- What is being asked -
The answer must be an exact copy of every record.

Website and app data records:
⟨

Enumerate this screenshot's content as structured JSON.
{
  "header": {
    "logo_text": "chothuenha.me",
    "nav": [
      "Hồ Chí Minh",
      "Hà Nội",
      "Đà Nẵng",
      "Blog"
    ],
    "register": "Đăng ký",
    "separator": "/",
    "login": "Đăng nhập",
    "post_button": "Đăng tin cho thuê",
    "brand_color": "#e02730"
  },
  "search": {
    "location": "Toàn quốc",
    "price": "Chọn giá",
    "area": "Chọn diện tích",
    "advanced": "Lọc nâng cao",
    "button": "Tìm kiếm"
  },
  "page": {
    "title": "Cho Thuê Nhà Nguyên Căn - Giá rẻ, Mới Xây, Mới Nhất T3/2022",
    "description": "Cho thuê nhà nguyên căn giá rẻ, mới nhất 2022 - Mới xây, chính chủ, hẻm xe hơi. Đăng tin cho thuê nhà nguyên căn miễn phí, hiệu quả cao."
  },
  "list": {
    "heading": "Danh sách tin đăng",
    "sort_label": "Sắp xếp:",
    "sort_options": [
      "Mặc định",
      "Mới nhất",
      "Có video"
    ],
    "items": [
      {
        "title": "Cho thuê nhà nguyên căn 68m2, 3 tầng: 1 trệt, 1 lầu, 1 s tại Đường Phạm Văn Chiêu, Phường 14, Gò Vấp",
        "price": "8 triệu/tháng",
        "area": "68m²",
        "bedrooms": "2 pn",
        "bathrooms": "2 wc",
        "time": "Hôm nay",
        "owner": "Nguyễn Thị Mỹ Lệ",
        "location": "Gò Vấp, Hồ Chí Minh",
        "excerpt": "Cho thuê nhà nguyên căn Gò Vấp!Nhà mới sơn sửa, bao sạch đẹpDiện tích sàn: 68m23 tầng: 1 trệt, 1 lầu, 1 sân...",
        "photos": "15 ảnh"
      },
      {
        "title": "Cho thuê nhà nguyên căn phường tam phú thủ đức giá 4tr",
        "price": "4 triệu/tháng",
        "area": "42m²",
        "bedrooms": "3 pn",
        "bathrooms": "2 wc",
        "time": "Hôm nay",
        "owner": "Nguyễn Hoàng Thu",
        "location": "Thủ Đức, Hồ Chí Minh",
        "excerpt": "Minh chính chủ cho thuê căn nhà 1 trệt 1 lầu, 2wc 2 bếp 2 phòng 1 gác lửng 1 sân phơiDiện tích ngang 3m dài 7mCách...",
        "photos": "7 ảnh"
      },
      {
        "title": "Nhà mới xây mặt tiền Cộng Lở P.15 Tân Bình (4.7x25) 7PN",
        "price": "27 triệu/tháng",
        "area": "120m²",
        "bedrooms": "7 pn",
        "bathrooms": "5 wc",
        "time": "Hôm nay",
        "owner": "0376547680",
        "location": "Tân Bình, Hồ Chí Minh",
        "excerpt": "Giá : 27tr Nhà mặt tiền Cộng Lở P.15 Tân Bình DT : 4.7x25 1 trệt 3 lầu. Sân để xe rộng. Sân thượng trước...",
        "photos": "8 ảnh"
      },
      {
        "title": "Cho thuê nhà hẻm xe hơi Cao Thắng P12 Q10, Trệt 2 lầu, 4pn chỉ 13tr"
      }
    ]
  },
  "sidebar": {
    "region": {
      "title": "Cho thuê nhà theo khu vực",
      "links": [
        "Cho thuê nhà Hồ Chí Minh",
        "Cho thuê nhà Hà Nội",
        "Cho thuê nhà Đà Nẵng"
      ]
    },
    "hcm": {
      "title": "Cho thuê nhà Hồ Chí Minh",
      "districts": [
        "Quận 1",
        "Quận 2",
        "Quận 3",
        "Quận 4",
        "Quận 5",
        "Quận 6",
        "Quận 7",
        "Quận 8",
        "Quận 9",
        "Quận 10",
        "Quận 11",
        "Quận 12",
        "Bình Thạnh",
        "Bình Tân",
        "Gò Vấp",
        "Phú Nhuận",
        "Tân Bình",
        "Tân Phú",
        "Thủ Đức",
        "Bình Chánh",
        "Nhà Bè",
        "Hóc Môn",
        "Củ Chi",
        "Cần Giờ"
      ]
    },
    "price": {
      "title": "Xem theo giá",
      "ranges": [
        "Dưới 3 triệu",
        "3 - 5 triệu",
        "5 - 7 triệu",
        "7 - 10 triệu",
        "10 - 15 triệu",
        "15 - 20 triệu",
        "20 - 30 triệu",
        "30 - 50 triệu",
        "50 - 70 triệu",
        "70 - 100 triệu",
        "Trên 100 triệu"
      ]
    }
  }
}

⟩

- Reply -
Enumerate this screenshot's content as structured JSON.
{
  "header": {
    "logo_text": "chothuenha.me",
    "nav": [
      "Hồ Chí Minh",
      "Hà Nội",
      "Đà Nẵng",
      "Blog"
    ],
    "register": "Đăng ký",
    "separator": "/",
    "login": "Đăng nhập",
    "post_button": "Đăng tin cho thuê",
    "brand_color": "#e02730"
  },
  "search": {
    "location": "Toàn quốc",
    "price": "Chọn giá",
    "area": "Chọn diện tích",
    "advanced": "Lọc nâng cao",
    "button": "Tìm kiếm"
  },
  "page": {
    "title": "Cho Thuê Nhà Nguyên Căn - Giá rẻ, Mới Xây, Mới Nhất T3/2022",
    "description": "Cho thuê nhà nguyên căn giá rẻ, mới nhất 2022 - Mới xây, chính chủ, hẻm xe hơi. Đăng tin cho thuê nhà nguyên căn miễn phí, hiệu quả cao."
  },
  "list": {
    "heading": "Danh sách tin đăng",
    "sort_label": "Sắp xếp:",
    "sort_options": [
      "Mặc định",
      "Mới nhất",
      "Có video"
    ],
    "items": [
      {
        "title": "Cho thuê nhà nguyên căn 68m2, 3 tầng: 1 trệt, 1 lầu, 1 s tại Đường Phạm Văn Chiêu, Phường 14, Gò Vấp",
        "price": "8 triệu/tháng",
        "area": "68m²",
        "bedrooms": "2 pn",
        "bathrooms": "2 wc",
        "time": "Hôm nay",
        "owner": "Nguyễn Thị Mỹ Lệ",
        "location": "Gò Vấp, Hồ Chí Minh",
        "excerpt": "Cho thuê nhà nguyên căn Gò Vấp!Nhà mới sơn sửa, bao sạch đẹpDiện tích sàn: 68m23 tầng: 1 trệt, 1 lầu, 1 sân...",
        "photos": "15 ảnh"
      },
      {
        "title": "Cho thuê nhà nguyên căn phường tam phú thủ đức giá 4tr",
        "price": "4 triệu/tháng",
        "area": "42m²",
        "bedrooms": "3 pn",
        "bathrooms": "2 wc",
        "time": "Hôm nay",
        "owner": "Nguyễn Hoàng Thu",
        "location": "Thủ Đức, Hồ Chí Minh",
        "excerpt": "Minh chính chủ cho thuê căn nhà 1 trệt 1 lầu, 2wc 2 bếp 2 phòng 1 gác lửng 1 sân phơiDiện tích ngang 3m dài 7mCách...",
        "photos": "7 ảnh"
      },
      {
        "title": "Nhà mới xây mặt tiền Cộng Lở P.15 Tân Bình (4.7x25) 7PN",
        "price": "27 triệu/tháng",
        "area": "120m²",
        "bedrooms": "7 pn",
        "bathrooms": "5 wc",
        "time": "Hôm nay",
        "owner": "0376547680",
        "location": "Tân Bình, Hồ Chí Minh",
        "excerpt": "Giá : 27tr Nhà mặt tiền Cộng Lở P.15 Tân Bình DT : 4.7x25 1 trệt 3 lầu. Sân để xe rộng. Sân thượng trước...",
        "photos": "8 ảnh"
      },
      {
        "title": "Cho thuê nhà hẻm xe hơi Cao Thắng P12 Q10, Trệt 2 lầu, 4pn chỉ 13tr"
      }
    ]
  },
  "sidebar": {
    "region": {
      "title": "Cho thuê nhà theo khu vực",
      "links": [
        "Cho thuê nhà Hồ Chí Minh",
        "Cho thuê nhà Hà Nội",
        "Cho thuê nhà Đà Nẵng"
      ]
    },
    "hcm": {
      "title": "Cho thuê nhà Hồ Chí Minh",
      "districts": [
        "Quận 1",
        "Quận 2",
        "Quận 3",
        "Quận 4",
        "Quận 5",
        "Quận 6",
        "Quận 7",
        "Quận 8",
        "Quận 9",
        "Quận 10",
        "Quận 11",
        "Quận 12",
        "Bình Thạnh",
        "Bình Tân",
        "Gò Vấp",
        "Phú Nhuận",
        "Tân Bình",
        "Tân Phú",
        "Thủ Đức",
        "Bình Chánh",
        "Nhà Bè",
        "Hóc Môn",
        "Củ Chi",
        "Cần Giờ"
      ]
    },
    "price": {
      "title": "Xem theo giá",
      "ranges": [
        "Dưới 3 triệu",
        "3 - 5 triệu",
        "5 - 7 triệu",
        "7 - 10 triệu",
        "10 - 15 triệu",
        "15 - 20 triệu",
        "20 - 30 triệu",
        "30 - 50 triệu",
        "50 - 70 triệu",
        "70 - 100 triệu",
        "Trên 100 triệu"
      ]
    }
  }
}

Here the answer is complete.